(1) Stop paying for debts you’ll discharge in your bankruptcy. For example, if you owe credit card debt, there’s normally no sense in continuing to make payments on your credit cards. This holds true for secured debts as well if you are surrendering the property securing the loan. For example, if you plan on surrendering your home in bankruptcy, don’t waste your money making mortgage payments. Save your money to pay for your bankruptcy.
(2) Normally, I’m not a big fan of withdrawing money from IRAs and 401(k)s. That money can’t be reached by your creditors, so it’s best to just leave it alone. Also, if you withdraw funds, you’ll be hit with penalties and interest. This is why my colleague, Myrtle Beach bankruptcy lawyer Allen Jeffcoat, recently stressed the importance of not waiting to file bankruptcy while paying your debts with retirement funds. You’re just throwing your retirement funds away.
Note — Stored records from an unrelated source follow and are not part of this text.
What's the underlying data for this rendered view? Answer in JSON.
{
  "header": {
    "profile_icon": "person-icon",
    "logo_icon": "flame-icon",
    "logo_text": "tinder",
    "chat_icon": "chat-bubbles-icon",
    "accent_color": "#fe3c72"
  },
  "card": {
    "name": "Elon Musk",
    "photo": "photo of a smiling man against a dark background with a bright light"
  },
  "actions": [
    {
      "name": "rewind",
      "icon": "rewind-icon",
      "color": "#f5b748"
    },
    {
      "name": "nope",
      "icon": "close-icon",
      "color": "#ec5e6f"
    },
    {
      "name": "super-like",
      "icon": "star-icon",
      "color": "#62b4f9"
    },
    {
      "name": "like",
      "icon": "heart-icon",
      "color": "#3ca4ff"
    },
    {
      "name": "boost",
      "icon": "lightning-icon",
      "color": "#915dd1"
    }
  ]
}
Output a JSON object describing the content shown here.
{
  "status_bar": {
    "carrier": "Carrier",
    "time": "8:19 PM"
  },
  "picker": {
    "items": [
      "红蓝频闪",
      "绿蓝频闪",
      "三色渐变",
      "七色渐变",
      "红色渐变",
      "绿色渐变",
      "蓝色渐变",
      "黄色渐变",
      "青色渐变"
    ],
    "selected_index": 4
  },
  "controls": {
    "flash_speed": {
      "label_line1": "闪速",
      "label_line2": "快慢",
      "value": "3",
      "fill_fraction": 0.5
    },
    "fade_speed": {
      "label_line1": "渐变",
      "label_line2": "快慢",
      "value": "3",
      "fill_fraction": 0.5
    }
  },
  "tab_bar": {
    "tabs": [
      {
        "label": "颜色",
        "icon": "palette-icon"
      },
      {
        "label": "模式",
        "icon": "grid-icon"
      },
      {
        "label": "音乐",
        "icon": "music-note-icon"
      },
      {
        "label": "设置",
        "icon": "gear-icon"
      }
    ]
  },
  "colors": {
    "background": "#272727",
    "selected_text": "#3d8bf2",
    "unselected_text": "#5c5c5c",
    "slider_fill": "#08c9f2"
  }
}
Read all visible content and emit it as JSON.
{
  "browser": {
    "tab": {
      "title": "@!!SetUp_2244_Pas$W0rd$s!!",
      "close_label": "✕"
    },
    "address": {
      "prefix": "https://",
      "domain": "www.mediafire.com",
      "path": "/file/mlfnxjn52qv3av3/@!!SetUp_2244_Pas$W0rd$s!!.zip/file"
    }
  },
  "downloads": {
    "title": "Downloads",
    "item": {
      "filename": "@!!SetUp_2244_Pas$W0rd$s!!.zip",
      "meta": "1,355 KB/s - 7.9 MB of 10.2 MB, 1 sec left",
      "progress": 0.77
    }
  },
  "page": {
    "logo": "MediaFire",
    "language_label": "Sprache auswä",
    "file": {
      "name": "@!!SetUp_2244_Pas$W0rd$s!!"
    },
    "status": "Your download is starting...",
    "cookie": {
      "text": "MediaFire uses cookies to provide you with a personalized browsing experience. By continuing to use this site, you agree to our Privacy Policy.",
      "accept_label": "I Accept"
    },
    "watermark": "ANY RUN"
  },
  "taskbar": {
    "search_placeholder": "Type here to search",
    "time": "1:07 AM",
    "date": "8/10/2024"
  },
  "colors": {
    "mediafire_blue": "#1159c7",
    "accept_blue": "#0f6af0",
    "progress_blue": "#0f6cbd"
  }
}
But it may be appropriate to use a relatively small amount of those funds to get your case filed. Filing bankruptcy is extremely cost-effective. You’ll typically pay two or three thousand dollars–more for more complicated cases–to file your case. But some clients end up discharging hundreds of thousands of dollars of debt. Because of the huge value to your long-term financial plan, it’s one of the few instances in which I would, in the right case, advise clients to pay me with retirement funds. However, always discuss this with your bankruptcy lawyer prior to withdrawing any funds from your retirement accounts.
(3) You could borrow the funds from relatives. Maybe your parents have already been helping you with your finances. They likely know continuing this is not realistic for you or for them. However, they probably also understand that if you can file bankruptcy, you can end the viscous cycle. And you can always pay them back after your case is over.
(4) You could consider filing a Chapter 13 bankruptcy. Chapter 13 is a payment plan bankruptcy in which you repay your creditors some–or even all–of what you owe them. In Chapter 13, your lawyer will allow you to pay some of your fees up front and the balance of the fees in the Chapter 13 plan. While our new bankruptcy law negatively affected the Chapter 13 process–mainly by forcing above-median income debtors to pay for five years instead of three–it’s still an option you may want to consider.
So while you may be running on empty, you can still be creative and get your case filed. If your lawyer says you should file, bankruptcy will be very cost-effective for you and will help you immensely with long-term financial planning. So it pays to get your case filed as early as possible.
Latest posts by Russell DeMott, Charleston Bankruptcy Lawyer (see all)
- Running on Empty: “What If I Can’t Make My Chapter 13 Payments?” - December 3, 2013
- 5 Things You Must Understand About Filing Bankruptcy - November 3, 2013
- Calling Your Bankruptcy Lawyer - October 3, 2013
- Filing Bankruptcy? Then Know Thyself! - September 4, 2013
- Reverse Mortgages as an Alternative to Bankruptcy - August 7, 2013